Turkey has been implementing an export-oriented strategy since 1980. The basic objective of this strategy is to constitute an outward oriented economic structure in the framework of free market economy and to be integrated with world markets.
With this new strategy, export intensive measures consisting of various supportive components, arrangements directed to the foreign trade liberalization.
In addition to liberal arrangements made to improve exports, some support programs came into effect. The main facilities provided for the exporters were as follows: corporation tax exemption, tax refund, premium to the Resource Utilization and Support Fund, subsidies obtained from the Support and Price Stabilization Fund. However, the above mentioned supports have been gradually eliminated in accordance with our international commitments since the second half of 1980s.
On the other hand, with the establishment of the Turk Eximbank in 1987, supporting exports gained a new dimension.
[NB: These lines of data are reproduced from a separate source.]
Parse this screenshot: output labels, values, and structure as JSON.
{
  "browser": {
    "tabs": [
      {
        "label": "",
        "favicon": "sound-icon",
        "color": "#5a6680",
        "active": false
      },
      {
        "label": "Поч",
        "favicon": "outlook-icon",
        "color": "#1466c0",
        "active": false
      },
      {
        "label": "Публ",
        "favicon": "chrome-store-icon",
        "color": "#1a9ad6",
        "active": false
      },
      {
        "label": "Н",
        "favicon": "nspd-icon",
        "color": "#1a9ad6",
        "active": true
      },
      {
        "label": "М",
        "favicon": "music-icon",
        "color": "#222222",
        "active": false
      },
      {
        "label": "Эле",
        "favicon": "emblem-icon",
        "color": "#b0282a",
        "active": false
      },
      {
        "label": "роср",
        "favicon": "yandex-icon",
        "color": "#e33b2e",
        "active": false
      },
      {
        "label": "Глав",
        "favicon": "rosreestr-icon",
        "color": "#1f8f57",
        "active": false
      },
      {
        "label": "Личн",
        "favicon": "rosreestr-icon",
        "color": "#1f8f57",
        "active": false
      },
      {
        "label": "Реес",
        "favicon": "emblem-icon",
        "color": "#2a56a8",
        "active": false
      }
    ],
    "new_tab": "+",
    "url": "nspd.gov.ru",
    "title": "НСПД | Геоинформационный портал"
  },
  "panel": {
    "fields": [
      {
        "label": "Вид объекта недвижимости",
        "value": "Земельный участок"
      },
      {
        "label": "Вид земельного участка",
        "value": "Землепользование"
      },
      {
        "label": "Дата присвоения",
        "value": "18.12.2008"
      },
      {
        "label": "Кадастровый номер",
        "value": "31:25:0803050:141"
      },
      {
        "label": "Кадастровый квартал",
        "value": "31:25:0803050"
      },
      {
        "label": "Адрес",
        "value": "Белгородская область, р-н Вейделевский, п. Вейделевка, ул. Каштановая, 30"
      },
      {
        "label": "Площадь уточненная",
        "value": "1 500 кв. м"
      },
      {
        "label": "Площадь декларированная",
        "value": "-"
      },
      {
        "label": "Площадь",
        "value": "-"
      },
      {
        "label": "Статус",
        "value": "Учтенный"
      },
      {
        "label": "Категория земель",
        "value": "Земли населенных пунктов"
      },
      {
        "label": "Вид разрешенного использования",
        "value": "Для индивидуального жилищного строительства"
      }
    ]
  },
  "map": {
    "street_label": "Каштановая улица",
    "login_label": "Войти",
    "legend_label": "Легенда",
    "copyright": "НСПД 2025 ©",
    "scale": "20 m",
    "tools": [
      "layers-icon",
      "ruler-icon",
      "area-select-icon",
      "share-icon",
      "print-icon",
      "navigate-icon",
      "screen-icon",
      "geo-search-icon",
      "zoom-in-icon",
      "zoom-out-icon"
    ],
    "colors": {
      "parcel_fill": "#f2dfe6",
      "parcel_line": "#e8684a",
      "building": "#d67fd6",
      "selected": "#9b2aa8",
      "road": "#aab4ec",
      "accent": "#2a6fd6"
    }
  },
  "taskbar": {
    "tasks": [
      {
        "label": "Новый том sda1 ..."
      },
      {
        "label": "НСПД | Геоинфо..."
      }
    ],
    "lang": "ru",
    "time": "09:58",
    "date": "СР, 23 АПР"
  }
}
In this respect, in order to increase the competitive strength of the Turkish exporters in foreign markets, some credits and guarantee programs under the international commitments began to be applied to the sectors with high export potentials.
Related to particularly support of exports, policies of the foreign trade strategy that was set up under the conditions of 1980s have been reviewed and modified in view of the developments taken place in the world and Turkey in the 1990s. In this respect, State Aids prepared in compliance chiefly with the World Trade Organization and our international commitments were put into practice as of 01.Jun.1995.
The most significant phenomenon in Turkeys foreign trade policy is the Customs Union established between the EU and Turkey as of 01.Jan.1996. This development initiated the duration needed for the legal infrastructural consistency of foreign trade strategy with the EUs norms, and thus both import and export regimes have been made consistent with the regulations of the EU. The Free Trade Agreements signed with the Central and Eastern European Countries and Israel must be regarded as the factors directly affecting our trade in the consistency framework of the Communitys Common Trade Policy.
Within the framework of the modifications made in the laws, the Export Support Regime applied until 1.1.1996 was modified in compliance with the Customs Code of the Community.
In place of the Export Support Regime applied in the framework of the Export Support Decision No. 94/5782 based on obtaining raw materials at world market prices, the Inward Processing Regime numbered 95/7615, published in the Official Gazette 31.Dec.1995, entered into force as of 01.Jan.1996. For today, implemented Inward Processing Regime (IPR) via Decree NO. 2005/8391 put into force on January 27, 2005.
According to the modifications in the Export Regime, (article 4(e) of the Export Regulation), "an exporter" is defined as a person who is a member of the related Exporters Association,
- a natural or legal person having a single tax number,
- tradesmen and craftsmen dealing with production and is registered to the Chambers of Tradesmen and Craftsmen
- joint- venture,
Export is the "de facto" exportation of goods or their value in compliance with the current Export Regulations, Customs Regulations and bringing the value of the goods back to the country through Turkish Currency Legislations or other ways of leaving country which can be accepted as an export by the Undersecretariat for Foreign Trade.
Types of exports are as follows:
(a) Exports having no special nature
(b) Exports on registration
(c) Exports on credit
(d) Exports by means of consignment
(e) Exportation of imported goods
(f) Exportation to free zones
(g) Exportation made through counter purchase or barter trade
(h) Exports through leasing
(i) Transit trade
(j) Exports without returns
All goods, other than those whose exportation is prohibited by laws, decrees and international agreements, can be freely exported within the framework of the Export Regime Decree.
However, within the framework of WTO rules, restrictions and prohibitions on exports may be imposed in case of market turmoil, scarcity of exported goods, in order to protect public safety, morals, health; flora and fauna, environment, as well as, articles bearing artistic, historical and archeological value.
The goods whose exportation is prohibited and subject to permit are listed in the Communiqué numbered 96/31.